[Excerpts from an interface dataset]
··········

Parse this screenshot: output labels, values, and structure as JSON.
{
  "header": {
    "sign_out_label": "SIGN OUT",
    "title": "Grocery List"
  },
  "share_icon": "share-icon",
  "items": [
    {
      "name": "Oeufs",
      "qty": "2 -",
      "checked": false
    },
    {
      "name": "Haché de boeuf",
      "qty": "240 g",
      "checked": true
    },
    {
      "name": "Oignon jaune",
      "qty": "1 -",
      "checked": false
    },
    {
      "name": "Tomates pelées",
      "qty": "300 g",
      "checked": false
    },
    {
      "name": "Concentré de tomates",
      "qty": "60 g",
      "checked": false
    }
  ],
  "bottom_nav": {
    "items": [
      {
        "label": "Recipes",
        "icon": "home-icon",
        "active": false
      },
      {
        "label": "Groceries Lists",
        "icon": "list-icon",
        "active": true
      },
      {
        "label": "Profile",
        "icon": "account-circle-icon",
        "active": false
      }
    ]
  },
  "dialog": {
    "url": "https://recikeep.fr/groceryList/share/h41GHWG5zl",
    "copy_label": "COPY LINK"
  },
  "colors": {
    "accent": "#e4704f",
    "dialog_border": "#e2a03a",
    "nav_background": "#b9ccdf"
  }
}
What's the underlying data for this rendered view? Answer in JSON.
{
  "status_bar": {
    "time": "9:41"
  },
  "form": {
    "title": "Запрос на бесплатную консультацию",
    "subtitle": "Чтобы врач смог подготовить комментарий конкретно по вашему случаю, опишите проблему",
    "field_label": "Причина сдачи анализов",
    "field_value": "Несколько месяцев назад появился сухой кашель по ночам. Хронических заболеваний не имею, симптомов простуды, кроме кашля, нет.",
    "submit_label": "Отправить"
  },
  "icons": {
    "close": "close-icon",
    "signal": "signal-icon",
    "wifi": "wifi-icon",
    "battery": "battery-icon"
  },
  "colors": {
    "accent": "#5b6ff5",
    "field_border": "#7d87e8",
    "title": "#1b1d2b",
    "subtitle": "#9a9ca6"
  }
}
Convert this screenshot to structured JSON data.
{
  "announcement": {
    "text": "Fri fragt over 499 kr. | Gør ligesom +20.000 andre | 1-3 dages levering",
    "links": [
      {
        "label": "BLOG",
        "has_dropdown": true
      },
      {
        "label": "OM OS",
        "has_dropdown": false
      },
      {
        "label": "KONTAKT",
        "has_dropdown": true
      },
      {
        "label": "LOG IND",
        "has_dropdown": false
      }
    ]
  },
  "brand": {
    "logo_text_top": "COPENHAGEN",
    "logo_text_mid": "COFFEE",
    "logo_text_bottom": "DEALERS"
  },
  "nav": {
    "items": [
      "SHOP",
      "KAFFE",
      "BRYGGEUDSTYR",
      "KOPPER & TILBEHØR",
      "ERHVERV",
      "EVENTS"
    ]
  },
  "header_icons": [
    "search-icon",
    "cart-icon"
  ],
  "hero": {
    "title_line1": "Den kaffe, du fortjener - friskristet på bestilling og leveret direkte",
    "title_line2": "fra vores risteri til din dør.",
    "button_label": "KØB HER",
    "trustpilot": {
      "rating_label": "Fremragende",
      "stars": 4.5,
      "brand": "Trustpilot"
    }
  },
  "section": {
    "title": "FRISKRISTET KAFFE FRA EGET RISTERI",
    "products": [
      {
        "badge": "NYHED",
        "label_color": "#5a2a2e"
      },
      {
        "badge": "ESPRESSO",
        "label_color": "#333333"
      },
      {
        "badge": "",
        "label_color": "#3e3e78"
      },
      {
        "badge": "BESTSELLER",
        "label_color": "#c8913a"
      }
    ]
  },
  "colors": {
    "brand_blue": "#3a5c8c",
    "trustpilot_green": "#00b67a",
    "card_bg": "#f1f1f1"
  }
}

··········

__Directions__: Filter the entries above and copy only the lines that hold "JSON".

__Task response__:
Parse this screenshot: output labels, values, and structure as JSON.
What's the underlying data for this rendered view? Answer in JSON.
Convert this screenshot to structured JSON data.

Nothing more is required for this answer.